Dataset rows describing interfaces
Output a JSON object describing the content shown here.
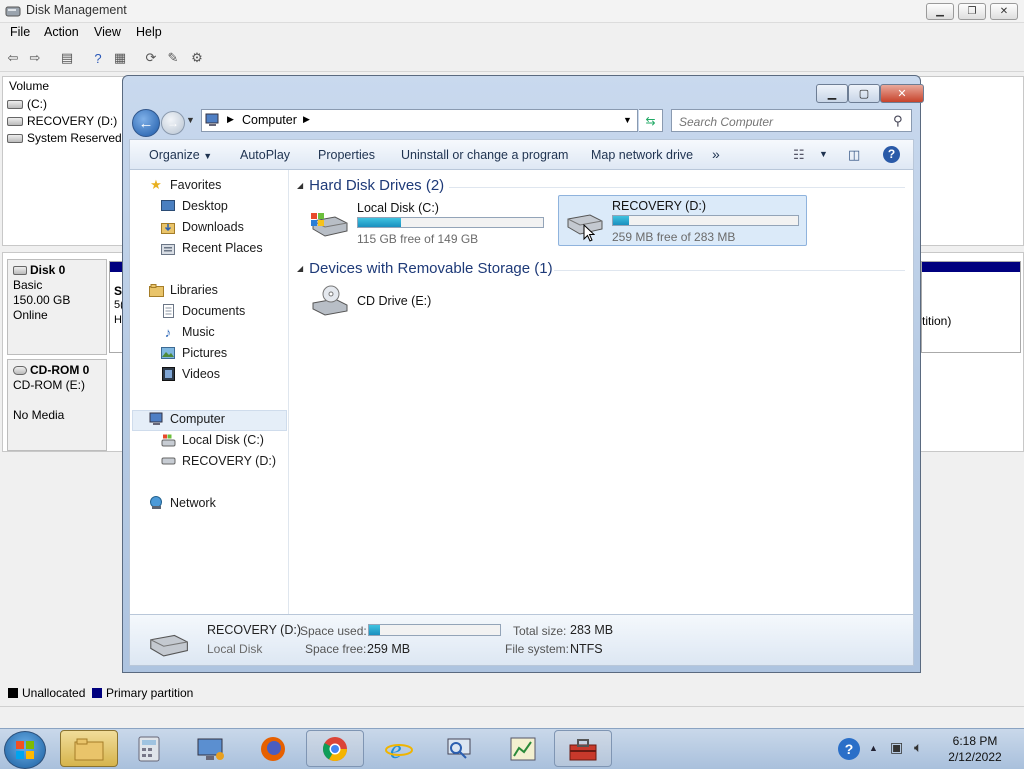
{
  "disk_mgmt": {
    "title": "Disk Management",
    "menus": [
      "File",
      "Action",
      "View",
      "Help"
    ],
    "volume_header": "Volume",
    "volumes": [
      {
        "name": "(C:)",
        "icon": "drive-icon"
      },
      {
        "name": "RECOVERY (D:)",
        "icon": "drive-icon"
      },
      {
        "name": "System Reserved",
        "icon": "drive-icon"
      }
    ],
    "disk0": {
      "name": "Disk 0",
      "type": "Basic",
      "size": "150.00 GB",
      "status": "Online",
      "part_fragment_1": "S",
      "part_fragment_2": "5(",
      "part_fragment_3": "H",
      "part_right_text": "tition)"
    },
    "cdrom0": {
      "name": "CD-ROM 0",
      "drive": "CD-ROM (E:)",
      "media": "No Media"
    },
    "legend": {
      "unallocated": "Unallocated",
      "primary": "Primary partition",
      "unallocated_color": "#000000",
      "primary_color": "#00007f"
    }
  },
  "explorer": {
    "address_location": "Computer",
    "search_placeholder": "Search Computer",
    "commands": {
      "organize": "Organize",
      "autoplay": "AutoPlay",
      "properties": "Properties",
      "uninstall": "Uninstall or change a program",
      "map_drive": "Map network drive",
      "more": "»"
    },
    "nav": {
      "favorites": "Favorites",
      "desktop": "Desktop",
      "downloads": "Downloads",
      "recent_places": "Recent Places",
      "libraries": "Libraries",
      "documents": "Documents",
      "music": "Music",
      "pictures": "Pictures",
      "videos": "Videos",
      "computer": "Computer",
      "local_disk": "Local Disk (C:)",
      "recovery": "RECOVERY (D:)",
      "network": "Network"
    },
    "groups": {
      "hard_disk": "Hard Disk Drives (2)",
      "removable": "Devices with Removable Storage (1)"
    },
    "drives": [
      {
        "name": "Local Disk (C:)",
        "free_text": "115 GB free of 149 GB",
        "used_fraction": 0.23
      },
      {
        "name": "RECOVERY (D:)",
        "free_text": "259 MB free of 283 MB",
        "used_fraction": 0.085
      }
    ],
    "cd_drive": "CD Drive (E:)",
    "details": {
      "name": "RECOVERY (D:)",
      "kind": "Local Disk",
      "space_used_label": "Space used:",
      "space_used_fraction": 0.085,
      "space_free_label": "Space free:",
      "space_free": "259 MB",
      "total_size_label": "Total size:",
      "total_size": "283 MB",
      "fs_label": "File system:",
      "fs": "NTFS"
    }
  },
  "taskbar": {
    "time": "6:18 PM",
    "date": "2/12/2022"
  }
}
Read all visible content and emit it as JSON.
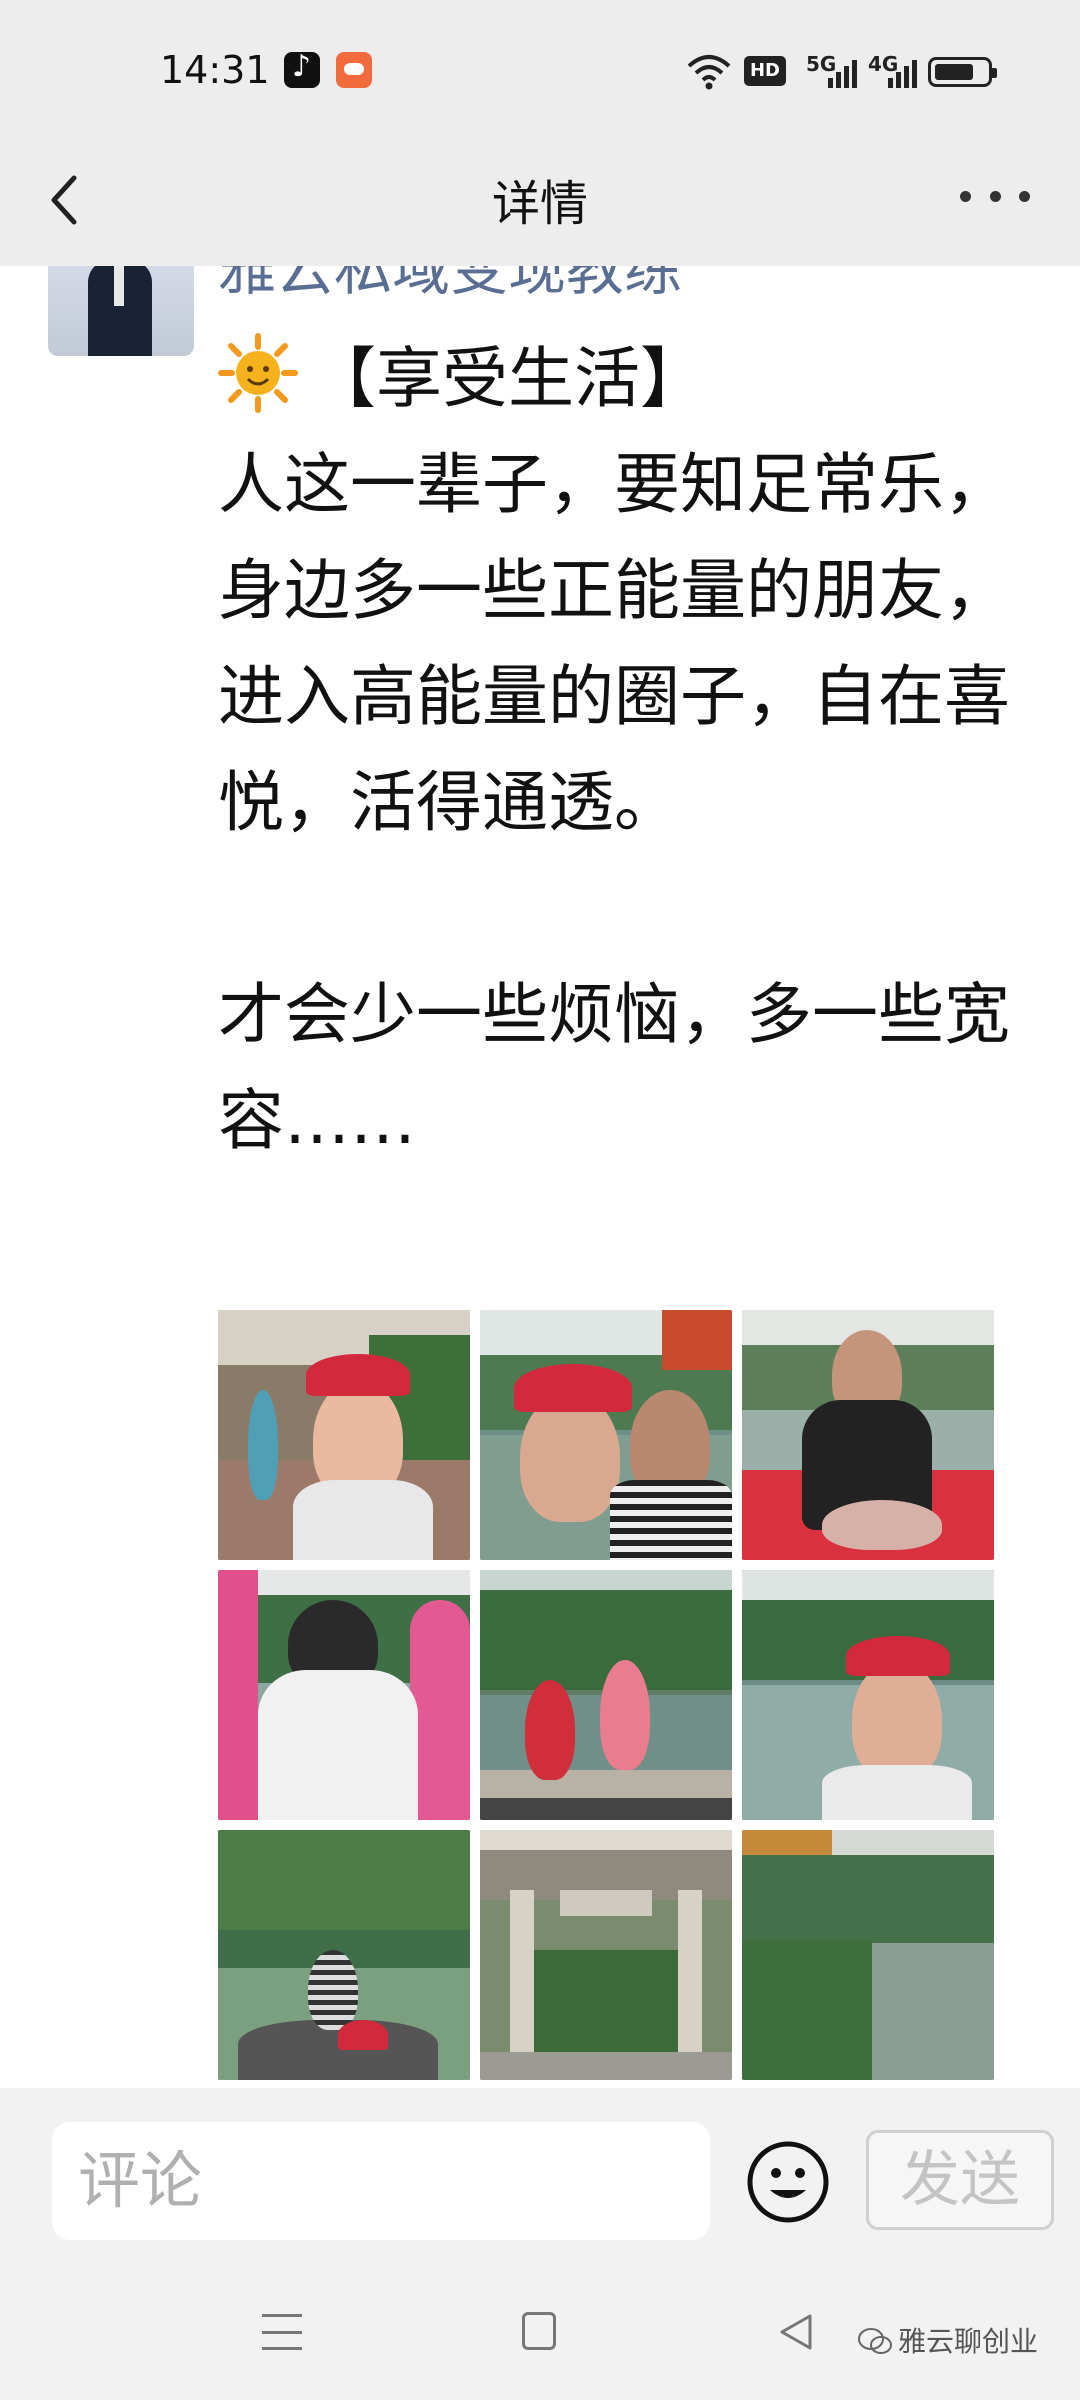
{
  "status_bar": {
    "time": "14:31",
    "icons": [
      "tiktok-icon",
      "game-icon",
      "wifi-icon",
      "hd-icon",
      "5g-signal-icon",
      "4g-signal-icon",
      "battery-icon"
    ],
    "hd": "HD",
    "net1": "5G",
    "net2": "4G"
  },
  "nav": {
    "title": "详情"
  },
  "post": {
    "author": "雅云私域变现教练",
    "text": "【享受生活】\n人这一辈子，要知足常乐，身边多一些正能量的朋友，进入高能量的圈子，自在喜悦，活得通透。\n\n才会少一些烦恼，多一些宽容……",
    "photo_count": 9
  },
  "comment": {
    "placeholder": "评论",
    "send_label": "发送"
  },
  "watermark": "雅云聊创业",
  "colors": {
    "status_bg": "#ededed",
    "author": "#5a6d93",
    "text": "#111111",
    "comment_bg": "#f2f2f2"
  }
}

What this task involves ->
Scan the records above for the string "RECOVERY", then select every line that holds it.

Exercise result ->
        "name": "RECOVERY (D:)",
      "recovery": "RECOVERY (D:)",
        "name": "RECOVERY (D:)",
      "name": "RECOVERY (D:)",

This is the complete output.